[Start of Attachment]

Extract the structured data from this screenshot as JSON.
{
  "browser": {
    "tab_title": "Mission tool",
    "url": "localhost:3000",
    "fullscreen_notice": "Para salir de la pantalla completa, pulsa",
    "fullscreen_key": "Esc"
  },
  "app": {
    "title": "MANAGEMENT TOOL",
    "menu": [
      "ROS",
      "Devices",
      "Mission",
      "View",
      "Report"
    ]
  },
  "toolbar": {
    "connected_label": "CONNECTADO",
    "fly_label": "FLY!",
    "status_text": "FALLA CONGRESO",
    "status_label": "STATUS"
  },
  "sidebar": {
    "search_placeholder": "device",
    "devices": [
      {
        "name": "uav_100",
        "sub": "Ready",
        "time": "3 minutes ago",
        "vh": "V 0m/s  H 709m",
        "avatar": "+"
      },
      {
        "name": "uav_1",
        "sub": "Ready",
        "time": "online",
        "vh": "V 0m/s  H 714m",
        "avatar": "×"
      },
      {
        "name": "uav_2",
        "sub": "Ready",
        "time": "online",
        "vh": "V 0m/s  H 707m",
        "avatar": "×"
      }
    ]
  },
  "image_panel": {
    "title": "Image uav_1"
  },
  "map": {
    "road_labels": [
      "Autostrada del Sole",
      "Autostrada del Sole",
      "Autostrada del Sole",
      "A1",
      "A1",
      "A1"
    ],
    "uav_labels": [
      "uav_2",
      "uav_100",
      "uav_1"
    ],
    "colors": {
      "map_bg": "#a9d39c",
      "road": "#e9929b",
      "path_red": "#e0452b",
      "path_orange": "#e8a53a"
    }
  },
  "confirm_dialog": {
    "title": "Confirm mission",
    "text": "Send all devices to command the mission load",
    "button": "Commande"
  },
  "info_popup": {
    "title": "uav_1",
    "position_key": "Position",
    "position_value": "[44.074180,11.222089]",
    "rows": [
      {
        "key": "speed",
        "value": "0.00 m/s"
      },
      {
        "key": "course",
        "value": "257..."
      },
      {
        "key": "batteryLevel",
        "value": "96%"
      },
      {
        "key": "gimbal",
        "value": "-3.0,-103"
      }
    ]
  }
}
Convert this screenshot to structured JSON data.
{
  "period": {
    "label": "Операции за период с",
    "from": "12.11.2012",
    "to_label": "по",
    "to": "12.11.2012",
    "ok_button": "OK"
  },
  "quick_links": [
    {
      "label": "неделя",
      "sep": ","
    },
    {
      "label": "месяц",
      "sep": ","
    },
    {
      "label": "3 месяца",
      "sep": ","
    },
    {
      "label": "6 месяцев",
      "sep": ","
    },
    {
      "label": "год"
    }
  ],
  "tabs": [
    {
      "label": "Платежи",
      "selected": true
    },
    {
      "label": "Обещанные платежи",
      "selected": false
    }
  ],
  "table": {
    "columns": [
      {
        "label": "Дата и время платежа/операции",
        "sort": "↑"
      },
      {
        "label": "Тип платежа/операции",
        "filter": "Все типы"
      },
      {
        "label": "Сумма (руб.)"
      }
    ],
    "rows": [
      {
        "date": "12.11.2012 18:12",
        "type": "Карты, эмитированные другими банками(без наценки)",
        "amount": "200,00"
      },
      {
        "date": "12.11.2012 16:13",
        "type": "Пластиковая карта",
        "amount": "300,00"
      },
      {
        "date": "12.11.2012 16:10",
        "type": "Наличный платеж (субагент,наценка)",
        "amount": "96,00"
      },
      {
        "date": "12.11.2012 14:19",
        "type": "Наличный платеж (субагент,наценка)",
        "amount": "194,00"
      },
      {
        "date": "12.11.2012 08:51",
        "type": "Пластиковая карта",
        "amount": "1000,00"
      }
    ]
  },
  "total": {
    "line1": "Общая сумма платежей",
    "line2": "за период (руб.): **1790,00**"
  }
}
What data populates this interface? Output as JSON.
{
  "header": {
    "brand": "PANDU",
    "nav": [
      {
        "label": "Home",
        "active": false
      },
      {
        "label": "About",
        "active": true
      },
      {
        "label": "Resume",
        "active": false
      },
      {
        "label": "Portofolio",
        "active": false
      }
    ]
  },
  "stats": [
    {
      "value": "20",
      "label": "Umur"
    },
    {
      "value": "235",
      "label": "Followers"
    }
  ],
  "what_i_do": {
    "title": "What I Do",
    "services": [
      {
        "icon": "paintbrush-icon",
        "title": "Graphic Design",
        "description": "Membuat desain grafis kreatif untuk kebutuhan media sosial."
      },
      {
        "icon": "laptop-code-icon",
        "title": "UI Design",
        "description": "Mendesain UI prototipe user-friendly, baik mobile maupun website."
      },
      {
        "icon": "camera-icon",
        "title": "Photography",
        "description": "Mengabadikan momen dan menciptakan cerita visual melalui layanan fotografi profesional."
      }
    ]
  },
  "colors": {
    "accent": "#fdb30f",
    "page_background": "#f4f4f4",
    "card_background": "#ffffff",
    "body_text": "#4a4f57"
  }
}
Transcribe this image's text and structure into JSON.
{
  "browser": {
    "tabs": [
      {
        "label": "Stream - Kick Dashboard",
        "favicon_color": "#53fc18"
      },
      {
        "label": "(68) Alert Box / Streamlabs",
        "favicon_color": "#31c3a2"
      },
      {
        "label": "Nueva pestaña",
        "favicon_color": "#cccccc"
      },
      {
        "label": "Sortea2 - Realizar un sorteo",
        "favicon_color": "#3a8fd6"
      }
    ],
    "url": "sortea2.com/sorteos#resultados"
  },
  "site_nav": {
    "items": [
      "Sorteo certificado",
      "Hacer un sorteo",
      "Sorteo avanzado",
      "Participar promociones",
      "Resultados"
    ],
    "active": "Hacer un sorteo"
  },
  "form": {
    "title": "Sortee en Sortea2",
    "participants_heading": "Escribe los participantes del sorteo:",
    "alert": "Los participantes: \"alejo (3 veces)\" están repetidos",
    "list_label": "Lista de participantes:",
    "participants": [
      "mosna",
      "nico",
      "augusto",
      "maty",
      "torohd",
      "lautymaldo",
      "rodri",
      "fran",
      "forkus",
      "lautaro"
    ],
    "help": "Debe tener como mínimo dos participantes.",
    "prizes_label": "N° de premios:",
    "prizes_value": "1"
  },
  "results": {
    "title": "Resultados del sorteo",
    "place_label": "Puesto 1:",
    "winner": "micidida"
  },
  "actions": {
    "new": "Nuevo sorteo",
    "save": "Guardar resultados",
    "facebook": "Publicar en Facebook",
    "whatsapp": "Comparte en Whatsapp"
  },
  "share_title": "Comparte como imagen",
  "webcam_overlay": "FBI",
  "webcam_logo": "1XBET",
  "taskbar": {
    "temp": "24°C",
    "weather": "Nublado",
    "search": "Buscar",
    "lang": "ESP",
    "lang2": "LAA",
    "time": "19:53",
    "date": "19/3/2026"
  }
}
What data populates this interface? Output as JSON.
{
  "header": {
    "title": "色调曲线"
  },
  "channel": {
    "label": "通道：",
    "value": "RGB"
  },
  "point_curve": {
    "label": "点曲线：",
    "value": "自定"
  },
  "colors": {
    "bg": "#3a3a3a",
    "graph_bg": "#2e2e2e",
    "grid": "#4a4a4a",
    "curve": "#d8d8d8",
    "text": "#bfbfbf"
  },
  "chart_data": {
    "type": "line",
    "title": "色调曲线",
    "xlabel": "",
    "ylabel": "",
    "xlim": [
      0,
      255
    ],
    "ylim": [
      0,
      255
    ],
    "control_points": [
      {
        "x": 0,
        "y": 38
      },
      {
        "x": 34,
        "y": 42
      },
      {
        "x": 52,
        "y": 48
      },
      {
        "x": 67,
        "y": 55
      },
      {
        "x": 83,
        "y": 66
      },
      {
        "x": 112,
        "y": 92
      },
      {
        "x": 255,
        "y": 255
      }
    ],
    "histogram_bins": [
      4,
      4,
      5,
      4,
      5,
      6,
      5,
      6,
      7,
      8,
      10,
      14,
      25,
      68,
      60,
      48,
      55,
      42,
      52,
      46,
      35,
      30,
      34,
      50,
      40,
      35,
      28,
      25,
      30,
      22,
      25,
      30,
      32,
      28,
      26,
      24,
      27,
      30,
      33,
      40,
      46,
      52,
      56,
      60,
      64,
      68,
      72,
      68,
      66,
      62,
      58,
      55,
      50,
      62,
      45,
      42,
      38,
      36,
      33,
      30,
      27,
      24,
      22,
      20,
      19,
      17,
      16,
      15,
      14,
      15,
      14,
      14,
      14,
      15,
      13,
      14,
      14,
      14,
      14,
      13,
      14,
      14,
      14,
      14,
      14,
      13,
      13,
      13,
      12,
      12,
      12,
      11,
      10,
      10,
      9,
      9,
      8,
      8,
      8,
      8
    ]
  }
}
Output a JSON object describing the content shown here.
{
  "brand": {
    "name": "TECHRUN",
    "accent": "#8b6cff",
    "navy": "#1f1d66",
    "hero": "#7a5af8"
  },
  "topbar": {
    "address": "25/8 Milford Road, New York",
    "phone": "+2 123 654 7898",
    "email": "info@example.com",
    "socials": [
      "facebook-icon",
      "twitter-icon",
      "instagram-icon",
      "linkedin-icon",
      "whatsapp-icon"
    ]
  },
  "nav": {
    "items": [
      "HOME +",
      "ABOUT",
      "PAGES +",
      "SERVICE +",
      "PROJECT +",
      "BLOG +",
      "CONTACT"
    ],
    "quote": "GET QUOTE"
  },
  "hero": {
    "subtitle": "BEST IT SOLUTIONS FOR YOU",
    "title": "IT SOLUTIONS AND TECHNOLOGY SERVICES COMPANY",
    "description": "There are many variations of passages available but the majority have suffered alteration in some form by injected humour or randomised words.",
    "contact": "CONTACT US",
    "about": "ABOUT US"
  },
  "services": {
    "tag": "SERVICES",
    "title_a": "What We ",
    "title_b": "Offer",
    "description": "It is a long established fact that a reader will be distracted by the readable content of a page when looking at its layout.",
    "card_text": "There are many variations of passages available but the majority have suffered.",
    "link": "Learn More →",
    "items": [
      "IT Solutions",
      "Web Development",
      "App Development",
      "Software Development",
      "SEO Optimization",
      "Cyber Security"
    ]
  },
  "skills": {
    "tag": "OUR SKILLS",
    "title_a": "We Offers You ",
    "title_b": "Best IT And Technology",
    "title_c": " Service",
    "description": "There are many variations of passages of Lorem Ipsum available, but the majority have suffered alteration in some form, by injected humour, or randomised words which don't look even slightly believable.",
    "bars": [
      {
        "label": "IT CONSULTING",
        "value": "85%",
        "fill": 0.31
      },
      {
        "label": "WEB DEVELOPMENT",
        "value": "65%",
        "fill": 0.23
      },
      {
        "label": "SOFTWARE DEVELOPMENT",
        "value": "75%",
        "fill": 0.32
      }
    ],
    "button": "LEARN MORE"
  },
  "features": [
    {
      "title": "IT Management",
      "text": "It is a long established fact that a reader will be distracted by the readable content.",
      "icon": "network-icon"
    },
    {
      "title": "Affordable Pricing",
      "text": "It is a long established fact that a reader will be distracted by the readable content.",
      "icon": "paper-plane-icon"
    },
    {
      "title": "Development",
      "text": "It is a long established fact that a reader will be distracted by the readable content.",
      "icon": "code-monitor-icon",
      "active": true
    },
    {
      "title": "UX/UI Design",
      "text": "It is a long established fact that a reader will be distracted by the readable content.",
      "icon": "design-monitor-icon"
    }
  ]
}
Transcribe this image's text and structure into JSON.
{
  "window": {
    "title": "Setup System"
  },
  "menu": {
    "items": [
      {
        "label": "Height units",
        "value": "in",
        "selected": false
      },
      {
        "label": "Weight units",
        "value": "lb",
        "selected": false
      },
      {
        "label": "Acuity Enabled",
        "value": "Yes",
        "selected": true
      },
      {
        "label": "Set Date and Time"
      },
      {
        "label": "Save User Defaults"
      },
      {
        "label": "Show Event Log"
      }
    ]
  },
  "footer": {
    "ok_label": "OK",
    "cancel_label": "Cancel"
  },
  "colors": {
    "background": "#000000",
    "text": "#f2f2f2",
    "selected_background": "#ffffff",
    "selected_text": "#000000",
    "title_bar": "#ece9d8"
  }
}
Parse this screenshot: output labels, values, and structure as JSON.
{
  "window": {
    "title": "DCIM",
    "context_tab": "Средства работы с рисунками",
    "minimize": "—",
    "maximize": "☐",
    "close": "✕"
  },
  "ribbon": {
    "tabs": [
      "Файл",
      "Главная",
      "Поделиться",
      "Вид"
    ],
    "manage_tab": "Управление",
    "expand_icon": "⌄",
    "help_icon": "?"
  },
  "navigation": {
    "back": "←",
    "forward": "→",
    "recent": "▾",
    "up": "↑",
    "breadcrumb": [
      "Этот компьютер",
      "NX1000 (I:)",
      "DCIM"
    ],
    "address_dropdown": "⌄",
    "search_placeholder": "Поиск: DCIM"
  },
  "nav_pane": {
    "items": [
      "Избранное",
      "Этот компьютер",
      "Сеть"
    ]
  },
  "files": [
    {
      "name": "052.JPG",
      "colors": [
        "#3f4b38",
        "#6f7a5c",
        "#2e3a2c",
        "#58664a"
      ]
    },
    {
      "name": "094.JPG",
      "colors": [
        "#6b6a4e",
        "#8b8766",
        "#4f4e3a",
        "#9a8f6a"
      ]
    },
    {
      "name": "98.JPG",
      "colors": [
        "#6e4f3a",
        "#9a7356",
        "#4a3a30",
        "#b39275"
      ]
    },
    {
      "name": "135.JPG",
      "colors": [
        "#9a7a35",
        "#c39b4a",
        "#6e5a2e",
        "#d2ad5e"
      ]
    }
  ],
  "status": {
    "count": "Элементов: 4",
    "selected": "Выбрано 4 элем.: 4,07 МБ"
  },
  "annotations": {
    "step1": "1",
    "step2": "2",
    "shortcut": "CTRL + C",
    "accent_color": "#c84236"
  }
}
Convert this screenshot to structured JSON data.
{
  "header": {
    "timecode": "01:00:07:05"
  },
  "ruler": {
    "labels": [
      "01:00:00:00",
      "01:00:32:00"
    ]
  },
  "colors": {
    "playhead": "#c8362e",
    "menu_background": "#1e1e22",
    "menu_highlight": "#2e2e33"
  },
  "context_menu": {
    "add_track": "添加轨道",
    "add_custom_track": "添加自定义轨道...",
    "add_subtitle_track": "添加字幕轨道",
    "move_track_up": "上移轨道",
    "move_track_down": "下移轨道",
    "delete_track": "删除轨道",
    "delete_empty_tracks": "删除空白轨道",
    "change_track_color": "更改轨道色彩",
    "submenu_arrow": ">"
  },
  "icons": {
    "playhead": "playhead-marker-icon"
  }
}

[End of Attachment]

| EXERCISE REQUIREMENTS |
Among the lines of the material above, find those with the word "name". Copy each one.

| EXERCISE OUTPUT |
        "name": "uav_100",
        "name": "uav_1",
        "name": "uav_2",
    "name": "TECHRUN",
      "name": "052.JPG",
      "name": "094.JPG",
      "name": "98.JPG",
      "name": "135.JPG",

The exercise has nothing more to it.